Ruckelshaus’s public advocacy work includes organizing a conference on higher education and accessibility that was attended by more than 80 students, administrators, academics and advocates from across the nation. He also is chair and director of operations for the Accessibility Matters Campaign, encouraging students to use only accessible routes around Duke’s campus for one day each April.
Ruckelshaus’s articles have been published in a number of publications, and he presented his paper, “Identity, Automony, and the Essentiality of Disability: Reconsidering the Medical and Social Models,” to the North Carolina Undergraduate Research Conference in November 2014.
“I'm absolutely stunned to have been named a Rhodes Scholar,” Ruckelshaus said Saturday night. “I channel as much credit as possible to all those who've helped me get here, which is more than I could possibly name. Thank you to everyone! I embrace, excitedly and wholeheartedly and gratefully, the mission of the Rhodes Trust to fight the world's fight, to push forward with political theory and advocacy to a more inclusive democratic future."
Ruckelshaus plans to pursue a master’s of philosophy degree in political theory at Oxford.
"Jay and Laura are outstanding scholars, but more importantly, such wonderful people,” said Alexander Hartemink, the faculty director of the Office of Undergraduate Scholars and Fellows. “It has been a joy and privilege for me to get to know them and their stories through their preparation with the Office of Undergraduate Scholars and Fellows. I'm thrilled for them.”
Rhodes Scholarships were created in 1902 by the will of British philanthropist Cecil Rhodes. Recipients are selected on the basis of high academic achievement, personal integrity, leadership potential and a commitment to service, among other attributes.
The value of the Rhodes Scholarship varies depending on the academic field, and the degree (B.A., master's, doctoral) chosen. The Rhodes Trust pays all college and university fees, provides a stipend to cover necessary expenses while in residence in Oxford and during vacations, and transportation to and from England.

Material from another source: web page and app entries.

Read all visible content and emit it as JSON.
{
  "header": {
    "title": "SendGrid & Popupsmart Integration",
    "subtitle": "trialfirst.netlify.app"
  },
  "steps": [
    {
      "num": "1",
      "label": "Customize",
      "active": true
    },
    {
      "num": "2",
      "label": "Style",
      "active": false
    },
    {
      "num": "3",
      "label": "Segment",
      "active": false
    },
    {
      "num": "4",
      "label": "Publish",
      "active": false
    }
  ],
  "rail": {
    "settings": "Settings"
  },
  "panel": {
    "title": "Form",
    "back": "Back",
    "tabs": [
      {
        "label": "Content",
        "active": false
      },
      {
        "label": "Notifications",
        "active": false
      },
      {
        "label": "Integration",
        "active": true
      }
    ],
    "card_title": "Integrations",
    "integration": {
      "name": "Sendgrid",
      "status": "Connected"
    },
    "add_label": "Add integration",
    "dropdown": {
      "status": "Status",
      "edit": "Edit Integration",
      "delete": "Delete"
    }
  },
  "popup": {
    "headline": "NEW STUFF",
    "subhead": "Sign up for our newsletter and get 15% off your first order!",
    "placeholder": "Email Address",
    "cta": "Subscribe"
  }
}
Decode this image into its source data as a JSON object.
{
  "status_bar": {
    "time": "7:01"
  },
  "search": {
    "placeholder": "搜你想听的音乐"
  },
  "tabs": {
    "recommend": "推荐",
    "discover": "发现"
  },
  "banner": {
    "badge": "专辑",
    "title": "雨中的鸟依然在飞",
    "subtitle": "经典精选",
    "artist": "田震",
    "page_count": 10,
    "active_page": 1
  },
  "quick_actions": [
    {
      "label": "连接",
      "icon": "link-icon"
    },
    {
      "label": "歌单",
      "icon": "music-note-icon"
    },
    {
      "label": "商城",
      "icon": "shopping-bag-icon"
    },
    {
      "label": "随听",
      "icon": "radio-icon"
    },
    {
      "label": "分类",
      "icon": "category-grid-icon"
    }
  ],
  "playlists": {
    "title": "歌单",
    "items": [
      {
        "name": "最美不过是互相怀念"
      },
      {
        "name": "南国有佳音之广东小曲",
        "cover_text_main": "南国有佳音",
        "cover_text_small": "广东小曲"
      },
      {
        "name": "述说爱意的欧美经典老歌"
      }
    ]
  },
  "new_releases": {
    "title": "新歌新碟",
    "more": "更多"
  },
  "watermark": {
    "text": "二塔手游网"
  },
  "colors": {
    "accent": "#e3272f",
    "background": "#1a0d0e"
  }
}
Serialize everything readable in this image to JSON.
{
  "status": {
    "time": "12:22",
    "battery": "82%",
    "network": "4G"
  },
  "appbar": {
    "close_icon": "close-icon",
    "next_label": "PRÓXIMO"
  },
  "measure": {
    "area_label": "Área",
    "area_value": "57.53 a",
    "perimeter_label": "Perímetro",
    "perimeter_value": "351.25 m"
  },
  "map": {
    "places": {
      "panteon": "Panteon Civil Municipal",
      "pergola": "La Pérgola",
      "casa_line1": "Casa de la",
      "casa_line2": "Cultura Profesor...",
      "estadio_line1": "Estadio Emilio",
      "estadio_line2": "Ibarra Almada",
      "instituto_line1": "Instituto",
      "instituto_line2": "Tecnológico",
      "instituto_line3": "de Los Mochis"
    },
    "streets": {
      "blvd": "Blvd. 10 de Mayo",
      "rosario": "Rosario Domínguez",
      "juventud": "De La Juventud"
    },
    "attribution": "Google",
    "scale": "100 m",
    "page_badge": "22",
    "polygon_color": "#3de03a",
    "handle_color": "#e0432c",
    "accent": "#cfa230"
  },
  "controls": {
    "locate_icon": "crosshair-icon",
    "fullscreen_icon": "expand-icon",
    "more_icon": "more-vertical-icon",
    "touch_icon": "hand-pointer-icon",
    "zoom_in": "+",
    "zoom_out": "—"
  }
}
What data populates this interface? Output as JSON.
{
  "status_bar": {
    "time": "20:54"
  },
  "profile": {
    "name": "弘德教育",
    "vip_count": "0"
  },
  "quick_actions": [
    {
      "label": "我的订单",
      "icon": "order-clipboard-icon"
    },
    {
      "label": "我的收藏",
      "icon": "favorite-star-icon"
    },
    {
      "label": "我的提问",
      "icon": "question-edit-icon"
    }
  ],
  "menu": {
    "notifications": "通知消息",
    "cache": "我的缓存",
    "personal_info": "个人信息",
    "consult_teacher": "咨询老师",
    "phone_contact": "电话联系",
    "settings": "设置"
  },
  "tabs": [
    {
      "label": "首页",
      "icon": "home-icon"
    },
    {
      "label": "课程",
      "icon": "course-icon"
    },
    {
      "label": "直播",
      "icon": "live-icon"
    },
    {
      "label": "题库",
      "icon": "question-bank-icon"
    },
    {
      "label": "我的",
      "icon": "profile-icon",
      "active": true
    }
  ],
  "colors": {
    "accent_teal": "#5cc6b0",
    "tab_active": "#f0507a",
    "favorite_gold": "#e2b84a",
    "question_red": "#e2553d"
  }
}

A complete list of this year's recipients is online at http://www.rhodesscholar.org.